== Task statement ==
Every record below must be retyped exactly, with the pictures left out.

(Given entries)

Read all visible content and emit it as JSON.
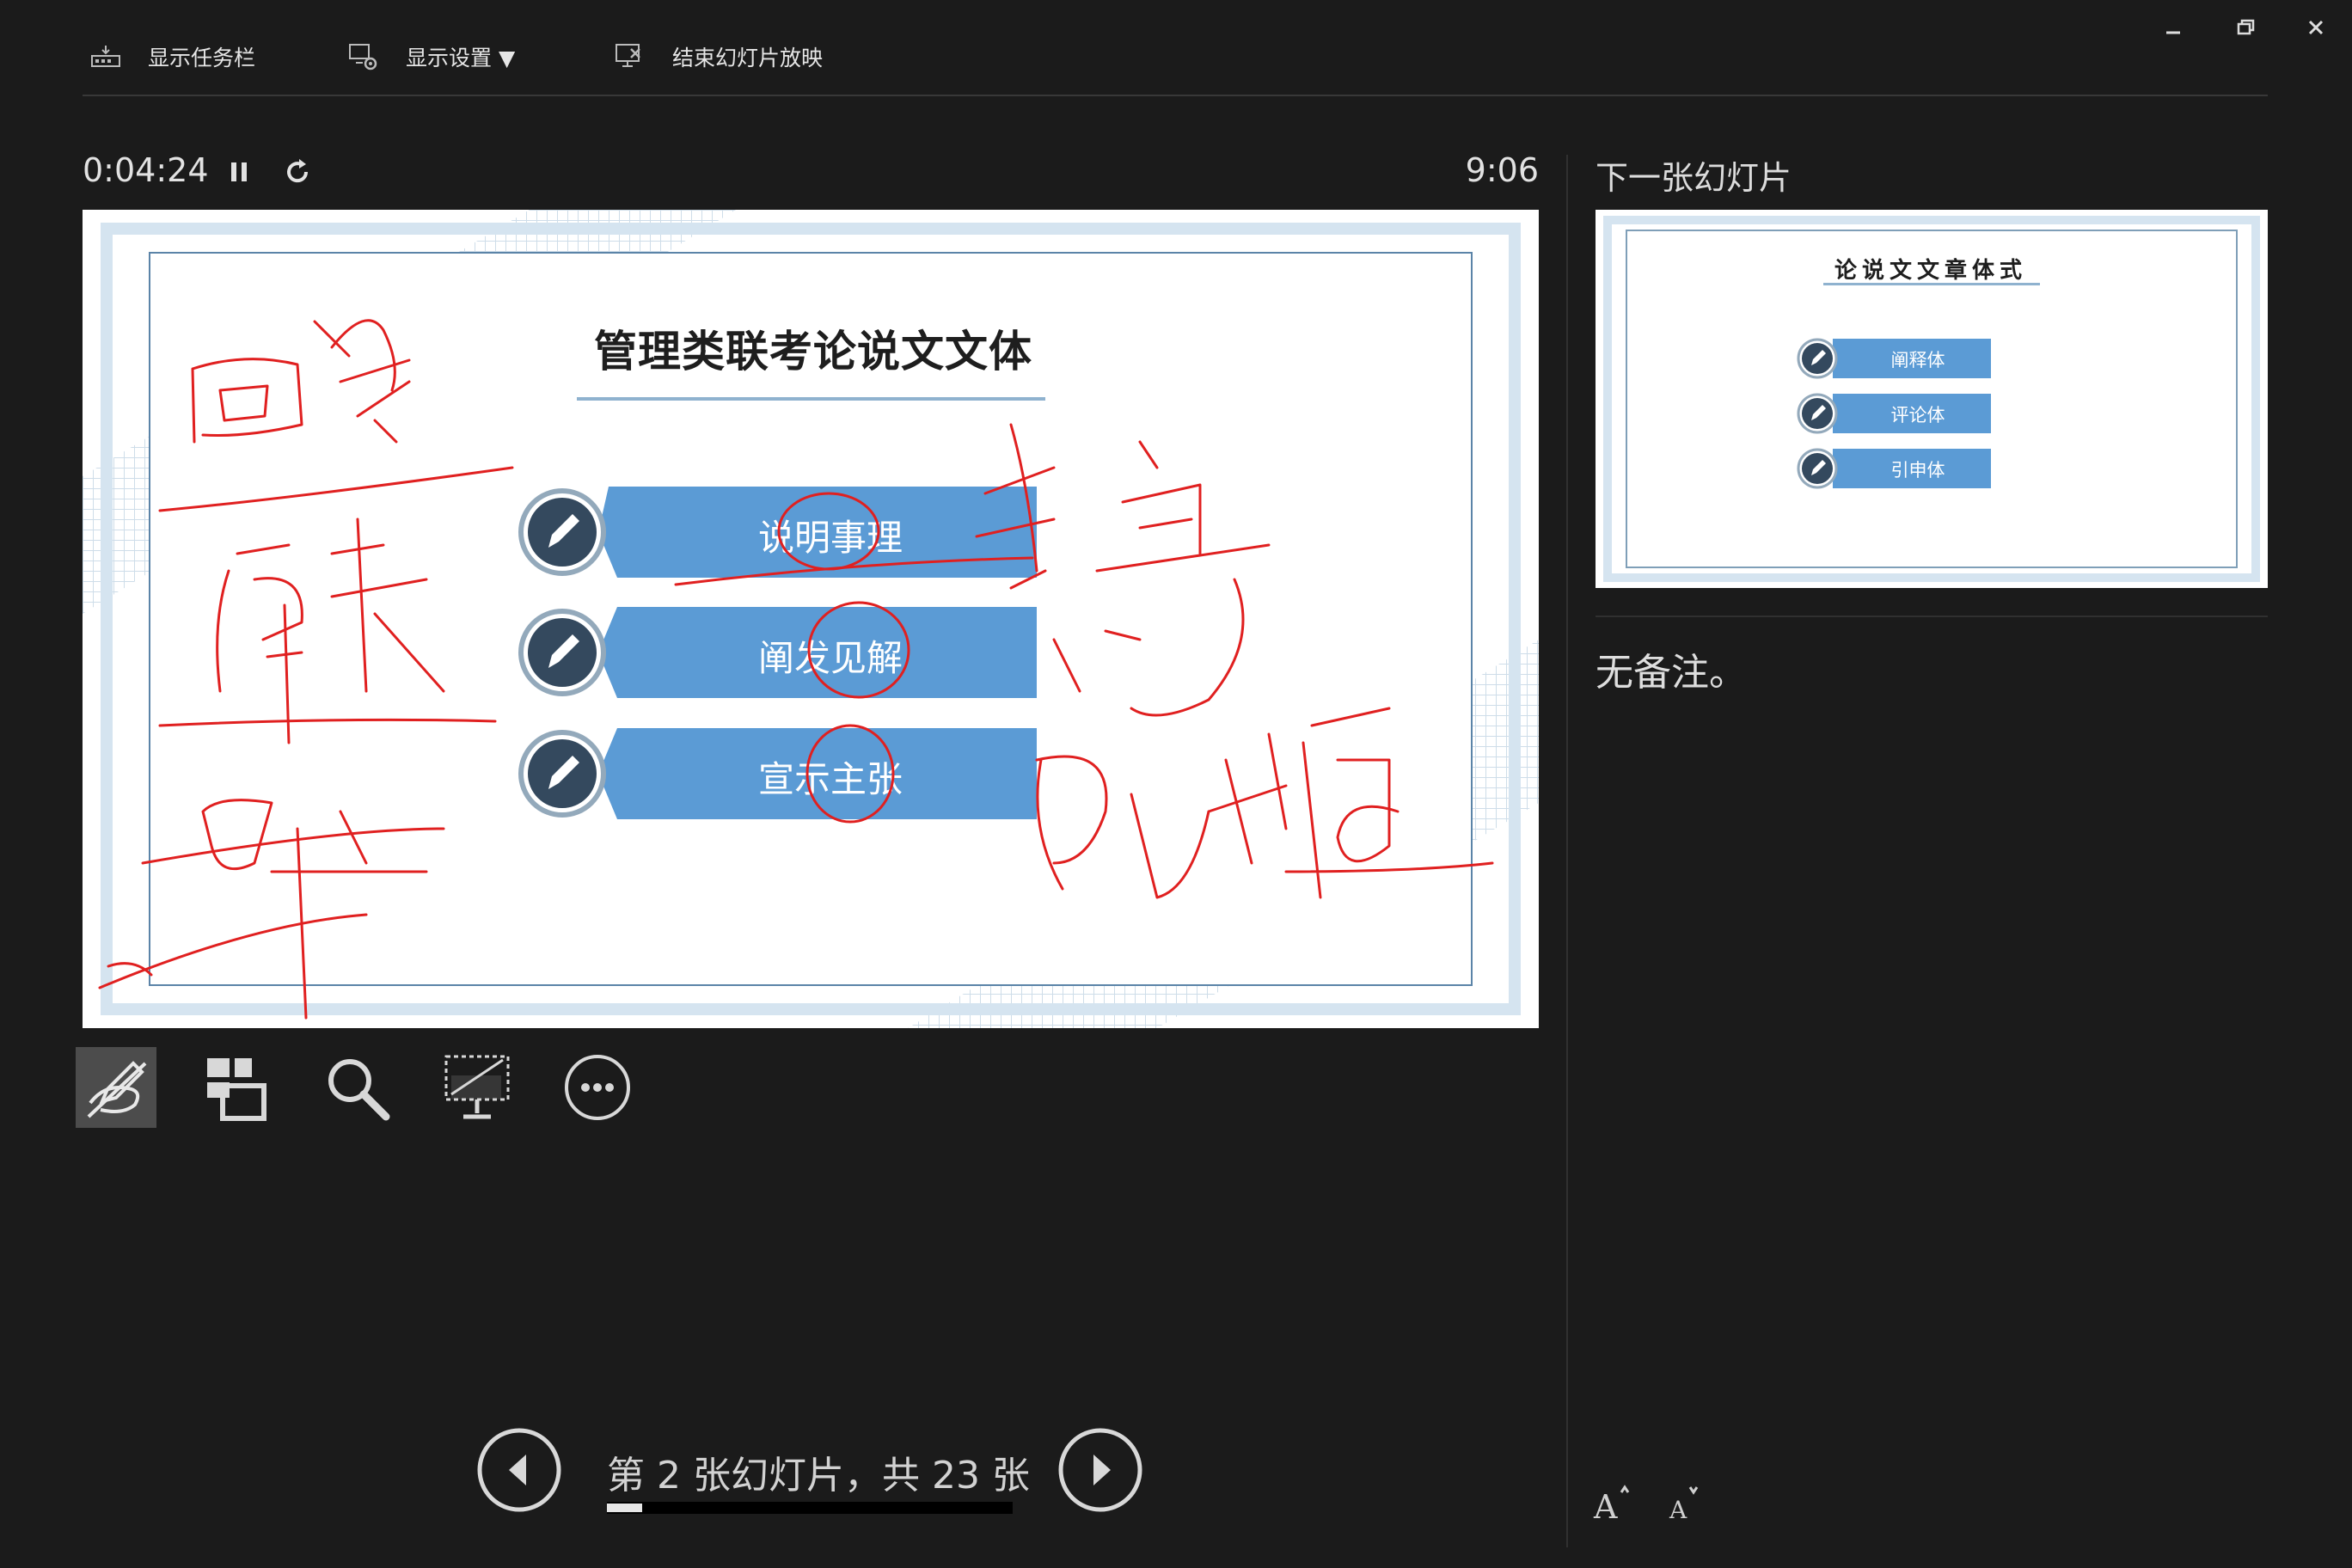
{
  "toolbar": {
    "show_taskbar": "显示任务栏",
    "display_settings": "显示设置 ▼",
    "end_slideshow": "结束幻灯片放映"
  },
  "timer": {
    "elapsed": "0:04:24",
    "clock": "9:06"
  },
  "slide": {
    "title": "管理类联考论说文文体",
    "items": [
      "说明事理",
      "阐发见解",
      "宣示主张"
    ]
  },
  "navigation": {
    "counter": "第 2 张幻灯片，共 23 张",
    "current": 2,
    "total": 23
  },
  "next_slide": {
    "label": "下一张幻灯片",
    "title": "论说文文章体式",
    "items": [
      "阐释体",
      "评论体",
      "引申体"
    ]
  },
  "notes": {
    "text": "无备注。"
  },
  "icons": {
    "toolbar": [
      "taskbar-icon",
      "display-settings-icon",
      "end-show-icon"
    ],
    "tools": [
      "pen-tools-icon",
      "see-all-slides-icon",
      "zoom-icon",
      "black-screen-icon",
      "more-options-icon"
    ],
    "window": [
      "minimize-icon",
      "restore-icon",
      "close-icon"
    ]
  },
  "colors": {
    "background": "#1b1b1b",
    "pill_blue": "#5b9bd5",
    "ink_red": "#e02020",
    "badge_dark": "#34495e"
  }
}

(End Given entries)

== Result of the task ==
Read all visible content and emit it as JSON.
{
  "toolbar": {
    "show_taskbar": "显示任务栏",
    "display_settings": "显示设置 ▼",
    "end_slideshow": "结束幻灯片放映"
  },
  "timer": {
    "elapsed": "0:04:24",
    "clock": "9:06"
  },
  "slide": {
    "title": "管理类联考论说文文体",
    "items": [
      "说明事理",
      "阐发见解",
      "宣示主张"
    ]
  },
  "navigation": {
    "counter": "第 2 张幻灯片，共 23 张",
    "current": 2,
    "total": 23
  },
  "next_slide": {
    "label": "下一张幻灯片",
    "title": "论说文文章体式",
    "items": [
      "阐释体",
      "评论体",
      "引申体"
    ]
  },
  "notes": {
    "text": "无备注。"
  },
  "icons": {
    "toolbar": [
      "taskbar-icon",
      "display-settings-icon",
      "end-show-icon"
    ],
    "tools": [
      "pen-tools-icon",
      "see-all-slides-icon",
      "zoom-icon",
      "black-screen-icon",
      "more-options-icon"
    ],
    "window": [
      "minimize-icon",
      "restore-icon",
      "close-icon"
    ]
  },
  "colors": {
    "background": "#1b1b1b",
    "pill_blue": "#5b9bd5",
    "ink_red": "#e02020",
    "badge_dark": "#34495e"
  }
}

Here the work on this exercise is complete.